GoldenEar Triton Reference Speakers, $8500 per pair
58h, 9 1/4w, 18 3/4d, 108lbs
GoldenEar’s Triton line has been tremendously successful. In going up market from the already iconic Triton One ($5k per pair), I wondered what Sandy would do? There are so many UBER priced speakers on the market that $20k per pair is not even the mid level of what Stereophile & TAS review these days! Would GoldenEar go THERE? I thought they just might. We wouldn’t sell many in Milwaukee, but perhaps world wide, it would be tempting to try to shoot the moon.
Thankfully for Audio Emporium and those of us in the biz that deal with people that work for a living, the Triton Reference ended up being much less than CRAZY money. I’ll grant you $8500 per pair is a good buck, but it’s a far cry from $20-50-100k that we’ve seen from the likes of many competitors.

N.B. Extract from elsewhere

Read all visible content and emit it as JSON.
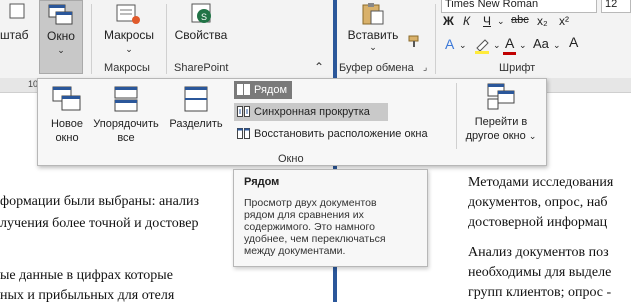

I can’t help but analyze what I get for what I pay. Are the nuts and bolts in synch with the price, or are you paying for “holy water” being sprinkled on top? GoldenEar is the king of giving you an enormous amount of HARDWARE=VALUE for your money.
Let’s compare with some other esteemed speakers. The Kef Blade runs about $30k per pair. What do you get? You get a 5” Uni-Q mid/tweet in coax configuration- not unlike what Elac offers in the UB-5 for $500 per pair. You also get four 9” side firing woofers- in a nicely sculptured cabinet. It’s quite attractive and comes in designer colors no less. Buttt, for 30k, you get… how much beef? The Wilson Alexia 2 is a huge monolith for a mere $58k per pair. You get two woofs, an 8 & a 10, a 7” midrange, and a 1” silk dome tweeter. It’s built in a ginormous, 260 pound box, finished in fancy metallic finish.
Now let’s look at the Triton Reference. Each cabinet has two 6” Mids with a ribbon tweeter
centered between them- D’Appolito config. This array of drivers is housed within its own, controlled diffraction chamber in the tower. You get THREE powered subwoofers, each 6×10”. The triumvirate is powered by an 1800w, 56bit DSP power amp. Note, YOUR amp only drives the upper chamber. Hence you can enjoy MIGHTY performance from the Triton Refs without the need for Hercules in a power amp! The cabinet (heavy, 108lbs) is internally braced and sits on a steel plate for utmost rigidity.
Four side firing Quadratic radiators (each 10 1/4x 9 ½) tune the speaker more precisely than traditional ports. I wanted to take a moment to point out these nuts and bolts to make the point, you’re getting a LOT for your investment! It’s also the reason the speakers sound as they do. How’s that?
The first thing I noticed in playing the T-Refs is THE SIZE of the sound. Holy realistic imaging Batman! As nice as many hi-fi systems sound, we have to acknowledge that what we hear at home is ultimately a “scaled down version” of the real event. While no speaker can be as realistic as 90 pieces of the Milwaukee Symphony Orchestra, T-Ref will get you closer to it than anything I’ve heard.
What a treat to just drink in the SIZE of the musical event while listening at home!
As a piano fan first and foremost, I was quite bowled over by the lower register of Rachmaninoff’s
second piano sonata by Evelina Vorontsova. After reading a nice review of this performance, I brought it up on Tidal and played the CD quality version (not available on MQA just yet) and WOW! That’s 16bit streaming?! The beauty and coherence of the presentation was what we would expect from GoldenEar. The SIZE, WEIGHT & DYNAMICS went well beyond.
In switching over to MQA, the speakers had much more to offer! If you haven’t heard the MQA versions of the music we grew up with, please make the effort to do so. There’s more there than we ever knew. In short, the T-Ref provides more of what our hobby tries to attain- a realistic representation of the live event- than competitors that run over five times more money!